Choices

I feel confident in saying that no one will forget the last couple of weeks or upcoming weeks in our lives. We all have been flipped upside down from the Coronavirus (COVID-19). High School and college students having their year cut short and missing out from sports, FFA, or seeing their friends. I know that I took this hard, as did most students.

When I found out that the rest of the semester was online and that the CDC began recommending more strict countermeasures to prevent the spread of Coronavirus, I knew that the rest of my time, influence, and potential impacts as State Reporter would be limited to the 20 acres of the family farm.

Furthermore: I knew that I would not be able to spend any time with the people who had become my closest friends: I couldn’t make random Walmart runs, stay up until 2 am playing Super Smash Bros, or enjoy a post-workout protein shake in their company.
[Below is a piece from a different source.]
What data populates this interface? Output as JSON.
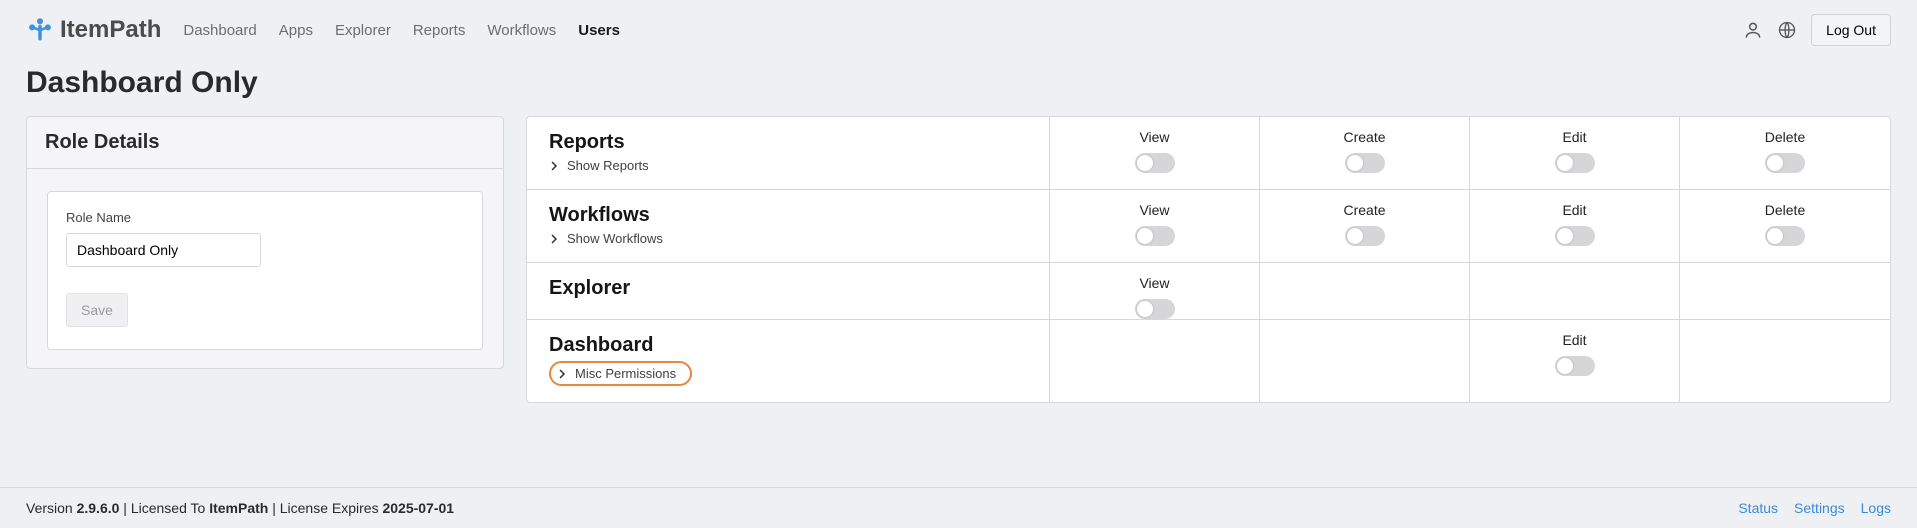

When I realized that the next few months would be radically different than I wanted, I consulted in a book that has given me a great amount of wisdom and hope in my life. In fact, I carry that book wherever I go in an FFA capacity. In it, there is a proverb that helped me tremendously in the state officer candidate process, transitioning into college life, and now, has started the adaptation for the rest of this self-quarantine.

“If you want to change the world, start off by making your bed”

The author, General William H. McRaven, began every morning with making his bed. What began as an expectation set from his instructors became a habit that he kept throughout his life: on the USS Grayback, in Iraq, and every day out of uniform. McRaven kept this habit, not because of the comfort that a neatly made bed provided, but rather that as McRaven described:

[making his bed] was my first task of the day, and doing it right was important. It demonstrated my discipline. It showed my attention to detail, and at the end of the day it would be a reminder that I had done something well, something to be proud of, no matter how small the task.”

Right now, all our lives are affected by the Coronavirus. Kansas schools and colleges canceling in-person classes and transitioning to online learning and social distancing recommendations preventing us to see our friends and family. With so much that we can’t control, we must focus on the things that we can.

We can control the choices we make.

We can control our courage to find positivity to spread.

And most importantly:

We can control the millions of small actions we do that keep us moving forward.

For McRaven, it was his discipline to make his bed that kept him traveling along this path. What’s yours? What do you do to keep pursuing your dreams despite adversity?

Trust in yourself and Love Thy Neighbor,

J.W. Wells

PS, this YouTube video encapsulates all points made in the book, Make Your Bed. Give it a watch. https://www.youtube.com/watch?v=pxBQLFLei70